Imran Khan, Pakistan’s rather liberal-sounding prime minister, has expressed a desire to purge Pakistan of foreign terrorism. Admitting to state sponsorship of terror prior, he proclaims that Pakistan is off to a clean new start. He especially hopes to convince the Indian and Iranian leaderships of this. The Indian leadership is unlikely to take Imran Khan at his word, and Imran Khan unhelpfully harps on the necessity of a dialogue on Kashmir without admitting to the complexities involved and the requirements of a new approach. It is reasonable to surmise that Imran Khan has spoken to the outer limits of his authority in a military-dominated state but the world, and especially India, is not obliged to make concessions on that account. Against this background, Xi Jinping’s call to Imran Khan to meet India “halfway” acquires particular salience.
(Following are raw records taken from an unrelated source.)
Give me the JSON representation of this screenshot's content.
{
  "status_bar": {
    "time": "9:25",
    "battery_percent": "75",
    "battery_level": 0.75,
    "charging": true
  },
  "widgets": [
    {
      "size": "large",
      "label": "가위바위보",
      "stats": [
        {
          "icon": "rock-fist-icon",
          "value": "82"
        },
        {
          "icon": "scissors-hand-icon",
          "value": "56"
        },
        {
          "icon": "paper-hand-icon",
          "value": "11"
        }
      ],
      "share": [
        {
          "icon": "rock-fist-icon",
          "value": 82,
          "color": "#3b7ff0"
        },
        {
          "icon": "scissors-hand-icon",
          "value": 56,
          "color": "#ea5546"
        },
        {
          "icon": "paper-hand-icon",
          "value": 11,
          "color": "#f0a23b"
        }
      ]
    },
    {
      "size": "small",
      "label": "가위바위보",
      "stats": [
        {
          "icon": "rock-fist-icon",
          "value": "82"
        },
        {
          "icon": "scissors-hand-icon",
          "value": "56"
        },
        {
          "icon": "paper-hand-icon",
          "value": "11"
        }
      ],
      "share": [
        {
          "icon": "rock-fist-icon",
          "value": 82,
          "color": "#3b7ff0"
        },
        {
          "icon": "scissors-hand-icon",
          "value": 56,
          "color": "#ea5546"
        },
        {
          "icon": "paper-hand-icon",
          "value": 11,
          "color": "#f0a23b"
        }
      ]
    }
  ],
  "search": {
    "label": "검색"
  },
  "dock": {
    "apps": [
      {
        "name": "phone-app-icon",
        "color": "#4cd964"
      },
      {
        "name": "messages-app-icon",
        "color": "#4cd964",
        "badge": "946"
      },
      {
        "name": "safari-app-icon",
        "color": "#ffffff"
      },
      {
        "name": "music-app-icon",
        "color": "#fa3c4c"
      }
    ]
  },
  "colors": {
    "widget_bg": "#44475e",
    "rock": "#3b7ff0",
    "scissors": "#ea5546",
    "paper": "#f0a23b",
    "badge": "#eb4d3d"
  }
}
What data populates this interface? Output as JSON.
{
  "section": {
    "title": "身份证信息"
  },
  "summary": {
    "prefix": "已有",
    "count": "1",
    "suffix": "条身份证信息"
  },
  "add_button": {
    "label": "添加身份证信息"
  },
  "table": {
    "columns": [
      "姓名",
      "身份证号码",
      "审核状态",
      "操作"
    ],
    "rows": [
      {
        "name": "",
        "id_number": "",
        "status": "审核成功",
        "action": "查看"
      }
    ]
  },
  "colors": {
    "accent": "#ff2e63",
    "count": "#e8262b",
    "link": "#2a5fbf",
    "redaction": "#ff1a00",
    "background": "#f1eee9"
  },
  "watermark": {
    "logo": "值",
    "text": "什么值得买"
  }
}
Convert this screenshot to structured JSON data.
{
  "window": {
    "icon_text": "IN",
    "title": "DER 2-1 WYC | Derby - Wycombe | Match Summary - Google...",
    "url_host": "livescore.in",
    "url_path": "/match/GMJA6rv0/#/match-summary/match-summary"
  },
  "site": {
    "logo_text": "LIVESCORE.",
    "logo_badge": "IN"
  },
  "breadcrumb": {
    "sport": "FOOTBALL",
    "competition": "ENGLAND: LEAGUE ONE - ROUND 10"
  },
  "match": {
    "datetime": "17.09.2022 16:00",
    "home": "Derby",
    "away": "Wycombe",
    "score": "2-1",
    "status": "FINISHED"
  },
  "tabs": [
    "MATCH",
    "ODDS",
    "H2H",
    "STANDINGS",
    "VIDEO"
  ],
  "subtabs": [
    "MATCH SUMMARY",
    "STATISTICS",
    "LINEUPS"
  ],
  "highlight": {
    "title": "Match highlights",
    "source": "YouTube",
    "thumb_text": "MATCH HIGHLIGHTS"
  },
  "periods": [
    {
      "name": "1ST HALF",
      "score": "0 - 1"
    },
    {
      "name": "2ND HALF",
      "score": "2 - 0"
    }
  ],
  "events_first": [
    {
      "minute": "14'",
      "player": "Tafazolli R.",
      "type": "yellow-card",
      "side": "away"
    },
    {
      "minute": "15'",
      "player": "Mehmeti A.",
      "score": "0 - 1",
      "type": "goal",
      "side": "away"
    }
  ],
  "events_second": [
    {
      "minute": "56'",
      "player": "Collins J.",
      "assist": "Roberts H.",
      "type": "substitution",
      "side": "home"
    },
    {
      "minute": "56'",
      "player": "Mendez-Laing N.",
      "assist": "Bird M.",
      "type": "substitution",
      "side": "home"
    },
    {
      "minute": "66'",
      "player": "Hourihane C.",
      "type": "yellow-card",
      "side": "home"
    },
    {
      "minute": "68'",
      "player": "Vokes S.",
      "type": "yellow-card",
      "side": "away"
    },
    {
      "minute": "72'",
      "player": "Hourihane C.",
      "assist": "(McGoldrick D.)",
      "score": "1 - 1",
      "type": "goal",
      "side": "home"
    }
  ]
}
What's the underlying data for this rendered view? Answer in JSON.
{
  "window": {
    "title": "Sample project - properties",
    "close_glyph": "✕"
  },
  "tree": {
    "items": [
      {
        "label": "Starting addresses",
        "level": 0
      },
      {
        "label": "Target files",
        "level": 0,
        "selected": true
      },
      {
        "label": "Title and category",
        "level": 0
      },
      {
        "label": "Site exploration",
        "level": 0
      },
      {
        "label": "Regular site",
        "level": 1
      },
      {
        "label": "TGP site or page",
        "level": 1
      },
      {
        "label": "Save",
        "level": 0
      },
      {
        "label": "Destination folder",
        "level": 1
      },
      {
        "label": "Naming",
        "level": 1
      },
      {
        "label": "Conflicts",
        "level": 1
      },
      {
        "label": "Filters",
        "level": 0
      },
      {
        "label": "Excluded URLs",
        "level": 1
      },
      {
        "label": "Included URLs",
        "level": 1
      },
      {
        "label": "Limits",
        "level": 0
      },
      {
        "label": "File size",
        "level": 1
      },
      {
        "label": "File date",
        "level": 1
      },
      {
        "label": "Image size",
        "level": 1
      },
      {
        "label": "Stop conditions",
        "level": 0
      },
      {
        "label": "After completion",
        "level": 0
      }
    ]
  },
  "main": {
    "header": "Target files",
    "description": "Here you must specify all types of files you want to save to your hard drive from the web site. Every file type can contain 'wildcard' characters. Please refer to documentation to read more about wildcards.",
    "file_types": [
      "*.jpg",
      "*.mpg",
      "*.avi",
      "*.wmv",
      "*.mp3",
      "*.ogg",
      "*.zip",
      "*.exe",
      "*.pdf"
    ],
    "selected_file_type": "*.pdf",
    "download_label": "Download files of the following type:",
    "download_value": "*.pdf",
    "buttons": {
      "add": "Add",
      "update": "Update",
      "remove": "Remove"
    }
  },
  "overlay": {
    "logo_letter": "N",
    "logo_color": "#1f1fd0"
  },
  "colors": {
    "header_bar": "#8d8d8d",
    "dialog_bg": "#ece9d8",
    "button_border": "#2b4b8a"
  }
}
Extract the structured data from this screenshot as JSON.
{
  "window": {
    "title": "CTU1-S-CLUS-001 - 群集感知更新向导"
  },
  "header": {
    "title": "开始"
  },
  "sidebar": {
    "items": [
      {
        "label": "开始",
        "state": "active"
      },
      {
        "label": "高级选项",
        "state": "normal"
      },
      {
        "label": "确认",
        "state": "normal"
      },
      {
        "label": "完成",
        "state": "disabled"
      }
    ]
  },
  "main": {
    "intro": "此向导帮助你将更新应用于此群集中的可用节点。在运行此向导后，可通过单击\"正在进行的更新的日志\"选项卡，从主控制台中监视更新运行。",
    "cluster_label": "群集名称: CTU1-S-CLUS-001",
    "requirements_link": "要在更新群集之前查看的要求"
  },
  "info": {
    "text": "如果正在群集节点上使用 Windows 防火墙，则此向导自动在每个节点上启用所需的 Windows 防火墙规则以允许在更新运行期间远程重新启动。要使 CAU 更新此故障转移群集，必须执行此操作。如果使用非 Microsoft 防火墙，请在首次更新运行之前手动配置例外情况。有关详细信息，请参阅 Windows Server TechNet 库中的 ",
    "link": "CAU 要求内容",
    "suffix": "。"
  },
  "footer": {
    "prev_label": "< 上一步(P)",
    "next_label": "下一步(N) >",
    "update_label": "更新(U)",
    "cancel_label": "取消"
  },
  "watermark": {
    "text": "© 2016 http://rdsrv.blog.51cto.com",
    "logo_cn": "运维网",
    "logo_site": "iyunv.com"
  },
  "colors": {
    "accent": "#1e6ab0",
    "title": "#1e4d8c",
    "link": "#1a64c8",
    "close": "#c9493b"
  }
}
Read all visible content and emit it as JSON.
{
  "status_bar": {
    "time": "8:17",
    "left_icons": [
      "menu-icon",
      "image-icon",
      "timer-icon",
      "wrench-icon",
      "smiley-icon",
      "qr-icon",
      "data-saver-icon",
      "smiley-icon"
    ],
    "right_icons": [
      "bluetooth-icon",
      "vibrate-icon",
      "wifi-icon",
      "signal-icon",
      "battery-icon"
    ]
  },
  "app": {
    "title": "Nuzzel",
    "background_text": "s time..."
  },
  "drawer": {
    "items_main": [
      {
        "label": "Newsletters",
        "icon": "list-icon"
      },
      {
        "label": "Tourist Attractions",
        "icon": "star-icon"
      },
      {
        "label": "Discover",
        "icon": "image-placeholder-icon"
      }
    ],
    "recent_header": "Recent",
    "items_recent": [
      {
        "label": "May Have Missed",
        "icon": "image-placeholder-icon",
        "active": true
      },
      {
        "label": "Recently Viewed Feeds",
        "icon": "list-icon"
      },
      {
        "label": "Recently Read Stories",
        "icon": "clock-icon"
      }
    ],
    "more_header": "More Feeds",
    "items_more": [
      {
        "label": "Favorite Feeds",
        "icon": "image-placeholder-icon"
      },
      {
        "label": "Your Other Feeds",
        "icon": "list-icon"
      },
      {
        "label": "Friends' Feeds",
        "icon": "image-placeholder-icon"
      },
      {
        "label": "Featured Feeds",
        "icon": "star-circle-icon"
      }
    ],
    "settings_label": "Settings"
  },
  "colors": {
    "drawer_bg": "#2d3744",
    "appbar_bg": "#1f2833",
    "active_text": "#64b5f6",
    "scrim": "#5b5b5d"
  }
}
As Pakistan’s “iron brother”, China has not discouraged Pakistan’s hostility against India and indeed facilitated it with nuclear and conventional weapons. China visualizes India as a “troublemaker” giving political asylum to the Dalai Lama and as a strategic competitor taking sides with the United States despite professed non-alignment. More lately, as China’s rise is threatened by US-led Western pressure on the Chinese economy, Beijing finds its manoeuvrability further limited by animosities with India aroused by the 1962 Chinese aggression. While China is in no haste to settle its own disputes with India largely related to the border, it reasons that India may become more amicable to Beijing should it apply pressure on Islamabad to make durable peace with New Delhi. India has taken strenuous objection to the China-Pakistan Economic Corridor since it passes through territories claimed by India. CPEC is the capstone of Xi Jinping’s Belt and Road Initiative which is vital to China’s geopolitics and to China’s economic revival in the face of protectionist barriers to its exports. By refusing to be part of BRI because of CPEC, India hurts China; Beijing, therefore, feels constrained to placate India. India also opposes BRI for the debt burden it places on poor Asian and African states, but Beijing hopes to overcome this with a “halfway” solution to Kashmir protecting Indian interests.

Although there are limits to Chinese pressure on Pakistan on Kashmir, the “halfway” suggestion is, for all that, rather extraordinary. China needs Pakistan for a successful evolution of the CPEC to become a guaranteed lifeline for Beijing’s Middle East oil and gas imports in the extreme contingency of a US-led blockade of its littoral waters. But Pakistan needs China more because of its economic woes. It is difficult to say how well China’s “halfway” suggestion would be received by the Pakistan deep state but it cannot be brusquely ignored. The generals would indeed be fretting that China has waded into the Kashmir dispute rather on the side of India.

Pure self-interest is guiding China’s geopolitics on Kashmir, and India should accordingly plan its moves for maximum benefit. It must be understood that geo-economics is compelling Chinese pressure on Pakistan and not the Pakistan-centric election rhetoric of Narendra Modi and Co.